meeting with the southern Indian chiefs mere days before the massacre was to
plan the event and have the Indians do the deed. When Young got the news of
the massacre, he wasn't concerned that it happened, but he was upset that
Mormons had had to take part. That is why he began a campaign to cover up the massacre and protect Mormons from prosecution for 20 years. Young told Lee to
write a report to the government charging the massacre to the Indians, and
Young claimed to have gotten the "word from the Lord" that the massacre was an "approved" event.
To the contrary, it's exactly what the documented evidence indicates.
>I will keep reading, but I do not think the conclusions you arrive at are
in the book.
Apparently, you're operating under the mistaken impression that Lee's
"Confessions" is the only contemporary source from which to draw conclusions.
As I've stated many times, to arrive at correct conclusions regarding Young's

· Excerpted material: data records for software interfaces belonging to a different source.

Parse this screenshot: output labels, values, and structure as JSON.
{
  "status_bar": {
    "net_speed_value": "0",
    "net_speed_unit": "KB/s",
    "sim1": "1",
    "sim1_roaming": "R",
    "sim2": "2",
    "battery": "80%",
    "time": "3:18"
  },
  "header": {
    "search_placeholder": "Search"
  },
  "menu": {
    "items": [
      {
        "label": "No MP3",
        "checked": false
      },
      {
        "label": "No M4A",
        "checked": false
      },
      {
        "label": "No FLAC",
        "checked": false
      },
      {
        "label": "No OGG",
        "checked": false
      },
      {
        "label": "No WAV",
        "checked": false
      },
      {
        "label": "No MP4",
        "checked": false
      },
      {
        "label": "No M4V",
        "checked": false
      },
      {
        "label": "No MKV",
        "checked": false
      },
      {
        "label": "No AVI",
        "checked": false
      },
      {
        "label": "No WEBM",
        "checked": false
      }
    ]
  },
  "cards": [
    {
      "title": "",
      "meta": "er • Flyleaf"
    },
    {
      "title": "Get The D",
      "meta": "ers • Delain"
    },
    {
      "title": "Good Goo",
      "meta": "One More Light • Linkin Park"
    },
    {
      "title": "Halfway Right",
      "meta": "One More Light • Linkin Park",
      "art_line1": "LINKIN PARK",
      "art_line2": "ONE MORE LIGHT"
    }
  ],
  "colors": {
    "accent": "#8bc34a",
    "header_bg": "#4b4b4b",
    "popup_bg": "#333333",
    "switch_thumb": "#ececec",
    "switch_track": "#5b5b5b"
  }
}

culpability in the MMM, one must research ALL of the available evidence, and
consider Young's own statements, church teachings and policies, and the

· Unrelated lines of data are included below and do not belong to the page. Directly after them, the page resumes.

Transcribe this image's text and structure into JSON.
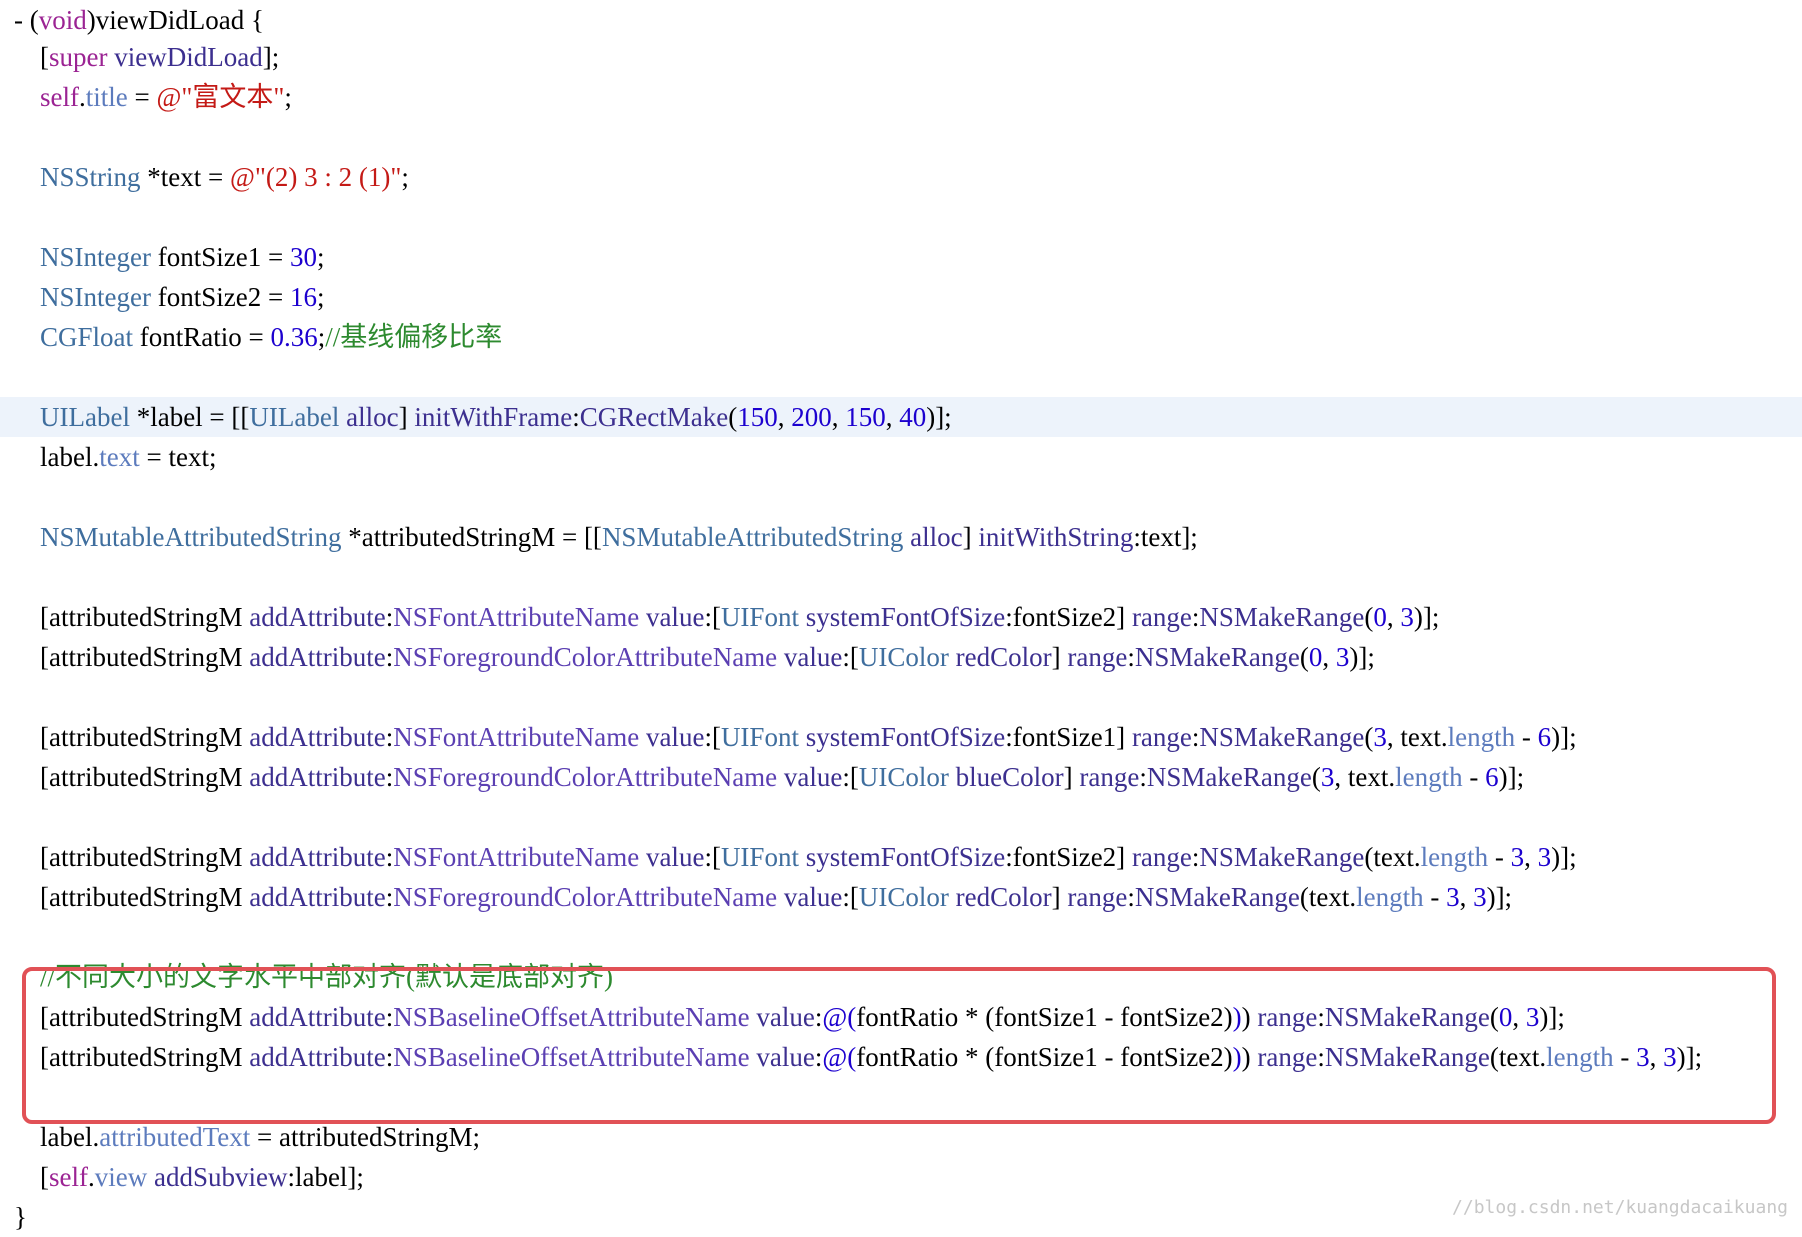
{
  "code": {
    "lines": [
      {
        "tokens": [
          [
            "plain",
            "- ("
          ],
          [
            "keyword",
            "void"
          ],
          [
            "plain",
            ")viewDidLoad {"
          ]
        ]
      },
      {
        "tokens": [
          [
            "plain",
            "["
          ],
          [
            "keyword",
            "super"
          ],
          [
            "plain",
            " "
          ],
          [
            "method",
            "viewDidLoad"
          ],
          [
            "plain",
            "];"
          ]
        ]
      },
      {
        "tokens": [
          [
            "keyword",
            "self"
          ],
          [
            "plain",
            "."
          ],
          [
            "prop",
            "title"
          ],
          [
            "plain",
            " = "
          ],
          [
            "string",
            "@\"富文本\""
          ],
          [
            "plain",
            ";"
          ]
        ]
      },
      {
        "tokens": []
      },
      {
        "tokens": [
          [
            "type",
            "NSString"
          ],
          [
            "plain",
            " *text = "
          ],
          [
            "string",
            "@\"(2) 3 : 2 (1)\""
          ],
          [
            "plain",
            ";"
          ]
        ]
      },
      {
        "tokens": []
      },
      {
        "tokens": [
          [
            "type",
            "NSInteger"
          ],
          [
            "plain",
            " fontSize1 = "
          ],
          [
            "number",
            "30"
          ],
          [
            "plain",
            ";"
          ]
        ]
      },
      {
        "tokens": [
          [
            "type",
            "NSInteger"
          ],
          [
            "plain",
            " fontSize2 = "
          ],
          [
            "number",
            "16"
          ],
          [
            "plain",
            ";"
          ]
        ]
      },
      {
        "tokens": [
          [
            "type",
            "CGFloat"
          ],
          [
            "plain",
            " fontRatio = "
          ],
          [
            "number",
            "0.36"
          ],
          [
            "plain",
            ";"
          ],
          [
            "comment",
            "//基线偏移比率"
          ]
        ]
      },
      {
        "tokens": []
      },
      {
        "tokens": [
          [
            "type",
            "UILabel"
          ],
          [
            "plain",
            " *label = [["
          ],
          [
            "type",
            "UILabel"
          ],
          [
            "plain",
            " "
          ],
          [
            "method",
            "alloc"
          ],
          [
            "plain",
            "] "
          ],
          [
            "method",
            "initWithFrame"
          ],
          [
            "plain",
            ":"
          ],
          [
            "method",
            "CGRectMake"
          ],
          [
            "plain",
            "("
          ],
          [
            "number",
            "150"
          ],
          [
            "plain",
            ", "
          ],
          [
            "number",
            "200"
          ],
          [
            "plain",
            ", "
          ],
          [
            "number",
            "150"
          ],
          [
            "plain",
            ", "
          ],
          [
            "number",
            "40"
          ],
          [
            "plain",
            ")];"
          ]
        ]
      },
      {
        "tokens": [
          [
            "plain",
            "label."
          ],
          [
            "prop",
            "text"
          ],
          [
            "plain",
            " = text;"
          ]
        ]
      },
      {
        "tokens": []
      },
      {
        "tokens": [
          [
            "type",
            "NSMutableAttributedString"
          ],
          [
            "plain",
            " *attributedStringM = [["
          ],
          [
            "type",
            "NSMutableAttributedString"
          ],
          [
            "plain",
            " "
          ],
          [
            "method",
            "alloc"
          ],
          [
            "plain",
            "] "
          ],
          [
            "method",
            "initWithString"
          ],
          [
            "plain",
            ":text];"
          ]
        ]
      },
      {
        "tokens": []
      },
      {
        "tokens": [
          [
            "plain",
            "[attributedStringM "
          ],
          [
            "method",
            "addAttribute"
          ],
          [
            "plain",
            ":"
          ],
          [
            "const",
            "NSFontAttributeName"
          ],
          [
            "plain",
            " "
          ],
          [
            "method",
            "value"
          ],
          [
            "plain",
            ":["
          ],
          [
            "type",
            "UIFont"
          ],
          [
            "plain",
            " "
          ],
          [
            "method",
            "systemFontOfSize"
          ],
          [
            "plain",
            ":fontSize2] "
          ],
          [
            "method",
            "range"
          ],
          [
            "plain",
            ":"
          ],
          [
            "method",
            "NSMakeRange"
          ],
          [
            "plain",
            "("
          ],
          [
            "number",
            "0"
          ],
          [
            "plain",
            ", "
          ],
          [
            "number",
            "3"
          ],
          [
            "plain",
            ")];"
          ]
        ]
      },
      {
        "tokens": [
          [
            "plain",
            "[attributedStringM "
          ],
          [
            "method",
            "addAttribute"
          ],
          [
            "plain",
            ":"
          ],
          [
            "const",
            "NSForegroundColorAttributeName"
          ],
          [
            "plain",
            " "
          ],
          [
            "method",
            "value"
          ],
          [
            "plain",
            ":["
          ],
          [
            "type",
            "UIColor"
          ],
          [
            "plain",
            " "
          ],
          [
            "method",
            "redColor"
          ],
          [
            "plain",
            "] "
          ],
          [
            "method",
            "range"
          ],
          [
            "plain",
            ":"
          ],
          [
            "method",
            "NSMakeRange"
          ],
          [
            "plain",
            "("
          ],
          [
            "number",
            "0"
          ],
          [
            "plain",
            ", "
          ],
          [
            "number",
            "3"
          ],
          [
            "plain",
            ")];"
          ]
        ]
      },
      {
        "tokens": []
      },
      {
        "tokens": [
          [
            "plain",
            "[attributedStringM "
          ],
          [
            "method",
            "addAttribute"
          ],
          [
            "plain",
            ":"
          ],
          [
            "const",
            "NSFontAttributeName"
          ],
          [
            "plain",
            " "
          ],
          [
            "method",
            "value"
          ],
          [
            "plain",
            ":["
          ],
          [
            "type",
            "UIFont"
          ],
          [
            "plain",
            " "
          ],
          [
            "method",
            "systemFontOfSize"
          ],
          [
            "plain",
            ":fontSize1] "
          ],
          [
            "method",
            "range"
          ],
          [
            "plain",
            ":"
          ],
          [
            "method",
            "NSMakeRange"
          ],
          [
            "plain",
            "("
          ],
          [
            "number",
            "3"
          ],
          [
            "plain",
            ", text."
          ],
          [
            "prop",
            "length"
          ],
          [
            "plain",
            " - "
          ],
          [
            "number",
            "6"
          ],
          [
            "plain",
            ")];"
          ]
        ]
      },
      {
        "tokens": [
          [
            "plain",
            "[attributedStringM "
          ],
          [
            "method",
            "addAttribute"
          ],
          [
            "plain",
            ":"
          ],
          [
            "const",
            "NSForegroundColorAttributeName"
          ],
          [
            "plain",
            " "
          ],
          [
            "method",
            "value"
          ],
          [
            "plain",
            ":["
          ],
          [
            "type",
            "UIColor"
          ],
          [
            "plain",
            " "
          ],
          [
            "method",
            "blueColor"
          ],
          [
            "plain",
            "] "
          ],
          [
            "method",
            "range"
          ],
          [
            "plain",
            ":"
          ],
          [
            "method",
            "NSMakeRange"
          ],
          [
            "plain",
            "("
          ],
          [
            "number",
            "3"
          ],
          [
            "plain",
            ", text."
          ],
          [
            "prop",
            "length"
          ],
          [
            "plain",
            " - "
          ],
          [
            "number",
            "6"
          ],
          [
            "plain",
            ")];"
          ]
        ]
      },
      {
        "tokens": []
      },
      {
        "tokens": [
          [
            "plain",
            "[attributedStringM "
          ],
          [
            "method",
            "addAttribute"
          ],
          [
            "plain",
            ":"
          ],
          [
            "const",
            "NSFontAttributeName"
          ],
          [
            "plain",
            " "
          ],
          [
            "method",
            "value"
          ],
          [
            "plain",
            ":["
          ],
          [
            "type",
            "UIFont"
          ],
          [
            "plain",
            " "
          ],
          [
            "method",
            "systemFontOfSize"
          ],
          [
            "plain",
            ":fontSize2] "
          ],
          [
            "method",
            "range"
          ],
          [
            "plain",
            ":"
          ],
          [
            "method",
            "NSMakeRange"
          ],
          [
            "plain",
            "(text."
          ],
          [
            "prop",
            "length"
          ],
          [
            "plain",
            " - "
          ],
          [
            "number",
            "3"
          ],
          [
            "plain",
            ", "
          ],
          [
            "number",
            "3"
          ],
          [
            "plain",
            ")];"
          ]
        ]
      },
      {
        "tokens": [
          [
            "plain",
            "[attributedStringM "
          ],
          [
            "method",
            "addAttribute"
          ],
          [
            "plain",
            ":"
          ],
          [
            "const",
            "NSForegroundColorAttributeName"
          ],
          [
            "plain",
            " "
          ],
          [
            "method",
            "value"
          ],
          [
            "plain",
            ":["
          ],
          [
            "type",
            "UIColor"
          ],
          [
            "plain",
            " "
          ],
          [
            "method",
            "redColor"
          ],
          [
            "plain",
            "] "
          ],
          [
            "method",
            "range"
          ],
          [
            "plain",
            ":"
          ],
          [
            "method",
            "NSMakeRange"
          ],
          [
            "plain",
            "(text."
          ],
          [
            "prop",
            "length"
          ],
          [
            "plain",
            " - "
          ],
          [
            "number",
            "3"
          ],
          [
            "plain",
            ", "
          ],
          [
            "number",
            "3"
          ],
          [
            "plain",
            ")];"
          ]
        ]
      },
      {
        "tokens": []
      },
      {
        "tokens": [
          [
            "comment",
            "//不同大小的文字水平中部对齐(默认是底部对齐)"
          ]
        ]
      },
      {
        "tokens": [
          [
            "plain",
            "[attributedStringM "
          ],
          [
            "method",
            "addAttribute"
          ],
          [
            "plain",
            ":"
          ],
          [
            "const",
            "NSBaselineOffsetAttributeName"
          ],
          [
            "plain",
            " "
          ],
          [
            "method",
            "value"
          ],
          [
            "plain",
            ":"
          ],
          [
            "number",
            "@("
          ],
          [
            "plain",
            "fontRatio * (fontSize1 - fontSize2)"
          ],
          [
            "number",
            ")"
          ],
          [
            "plain",
            ") "
          ],
          [
            "method",
            "range"
          ],
          [
            "plain",
            ":"
          ],
          [
            "method",
            "NSMakeRange"
          ],
          [
            "plain",
            "("
          ],
          [
            "number",
            "0"
          ],
          [
            "plain",
            ", "
          ],
          [
            "number",
            "3"
          ],
          [
            "plain",
            ")];"
          ]
        ]
      },
      {
        "tokens": [
          [
            "plain",
            "[attributedStringM "
          ],
          [
            "method",
            "addAttribute"
          ],
          [
            "plain",
            ":"
          ],
          [
            "const",
            "NSBaselineOffsetAttributeName"
          ],
          [
            "plain",
            " "
          ],
          [
            "method",
            "value"
          ],
          [
            "plain",
            ":"
          ],
          [
            "number",
            "@("
          ],
          [
            "plain",
            "fontRatio * (fontSize1 - fontSize2)"
          ],
          [
            "number",
            ")"
          ],
          [
            "plain",
            ") "
          ],
          [
            "method",
            "range"
          ],
          [
            "plain",
            ":"
          ],
          [
            "method",
            "NSMakeRange"
          ],
          [
            "plain",
            "(text."
          ],
          [
            "prop",
            "length"
          ],
          [
            "plain",
            " - "
          ],
          [
            "number",
            "3"
          ],
          [
            "plain",
            ", "
          ],
          [
            "number",
            "3"
          ],
          [
            "plain",
            ")];"
          ]
        ]
      },
      {
        "tokens": []
      },
      {
        "tokens": [
          [
            "plain",
            "label."
          ],
          [
            "prop",
            "attributedText"
          ],
          [
            "plain",
            " = attributedStringM;"
          ]
        ]
      },
      {
        "tokens": [
          [
            "plain",
            "["
          ],
          [
            "keyword",
            "self"
          ],
          [
            "plain",
            "."
          ],
          [
            "prop",
            "view"
          ],
          [
            "plain",
            " "
          ],
          [
            "method",
            "addSubview"
          ],
          [
            "plain",
            ":label];"
          ]
        ]
      },
      {
        "tokens": [
          [
            "plain",
            "}"
          ]
        ]
      }
    ]
  },
  "watermark": "//blog.csdn.net/kuangdacaikuang",
  "colors": {
    "highlight_line_background": "#edf3fb",
    "callout_border": "#e15156",
    "keyword": "#9b2393",
    "type": "#3f6e9e",
    "method": "#3c2f8f",
    "constant": "#5b3fb2",
    "string": "#c41a16",
    "number": "#1c00cf",
    "comment": "#2d8a2f",
    "property": "#5c7bbd"
  }
}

conditions existent in Utah during the period of the MMM. Young's single
statement to "let the emigrants pass in peace" (if even authentic), in light of

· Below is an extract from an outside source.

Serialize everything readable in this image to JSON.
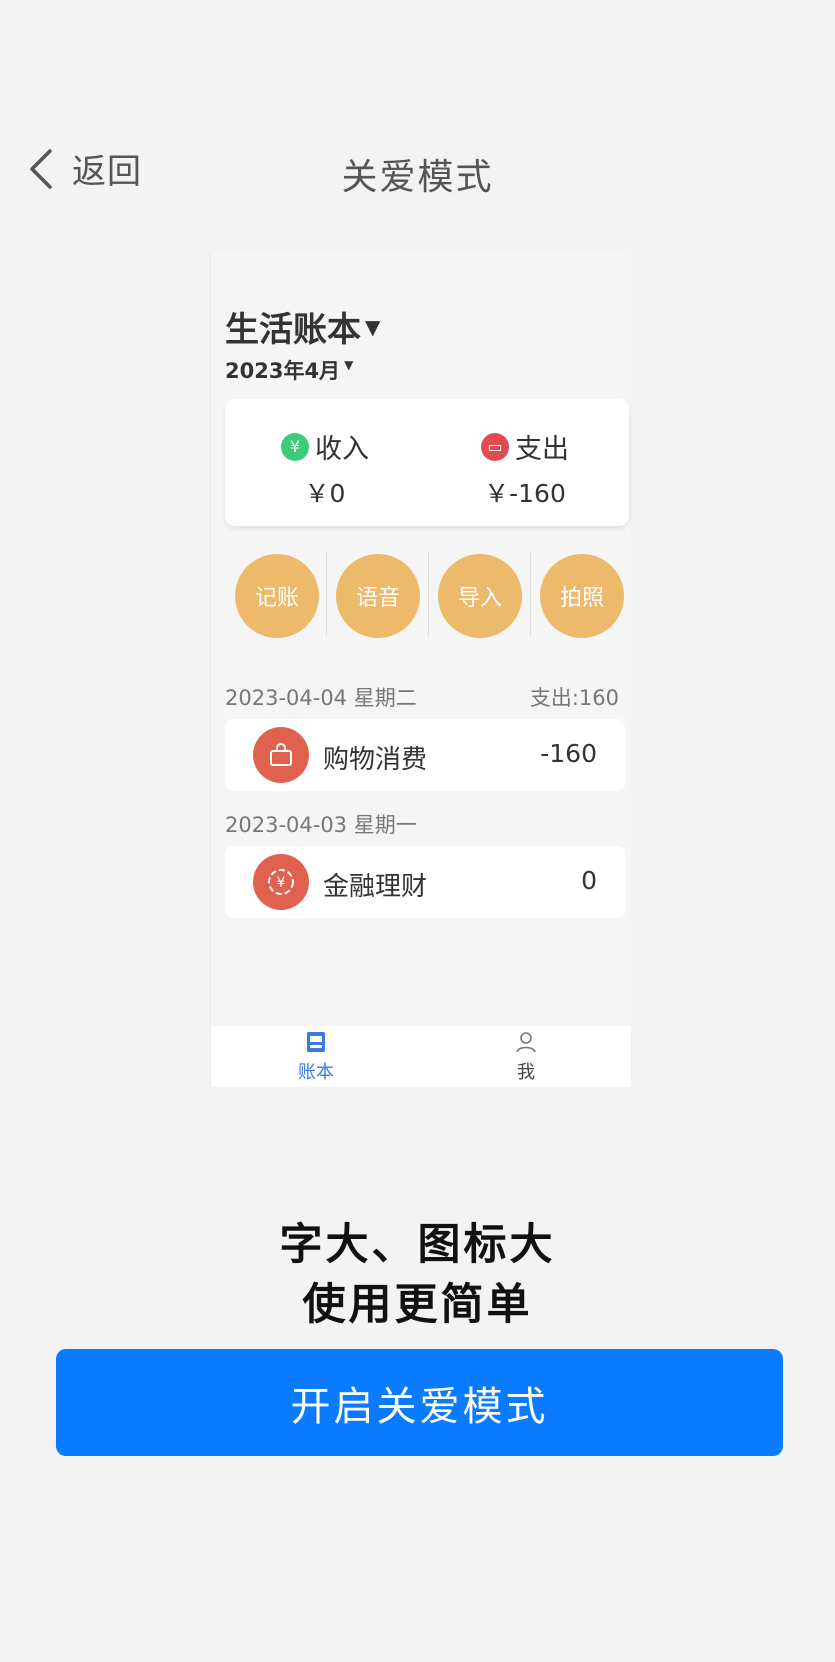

a mountain of evidence to the contrary, becomes nothing more than as Lee
opined, "a sharp play on the part of the authorities to protect themselves if trouble ever grew out of the matter."
Addendum: Many Ex-Mormons and other interested parties often ask if there's a "smoking gun" (such as a paper trail) which implicates Brigham Young. Dimick Huntington's journal is the most damning document. It's on-line athttp://www.mtn-meadows-assoc.com/DepoJournals/Dimick/Dimick-2.htm
Note that Huntington wrote freely of dealing with Indian tribes in such areas as Box Elder, Toella, and Ogden. The Mormons brought food to the Indians, and instructed them on how to cache stock they had stolen from passing emigrants in the mountains, and prepare for possible war against their common enemy, the Americans. Note Huntington's entry of August 18, where Toella Utes "exprest great sorrow on account of the lack of ammunition." This reveals that the Mormons had supplied the Indians with guns.
On August 30, Huntington noted giving Ogden-area natives "all the beef cattle and horses that was on the road to Calafornia, the North rout..." The north route was the one through northern Utah and into Northern California, along the Humboldt River---basically the route which the Donner Party had taken.
Then on September 1st, Huntington noted that the Indian chiefs who met with Brigham Young were given "all the cattle that had gone to Cal. the south rout..." The south route was the one through southwestern Utah, the Las Vegas area, and into southern California---the exact route that the Fancher and Duke party had taken.
Huntington's entries make it perfectly clear that Brigham Young knew of, and approved of, the plan for southern Utah Indians to attack and rob the cattle of emigrants who were passing through the area.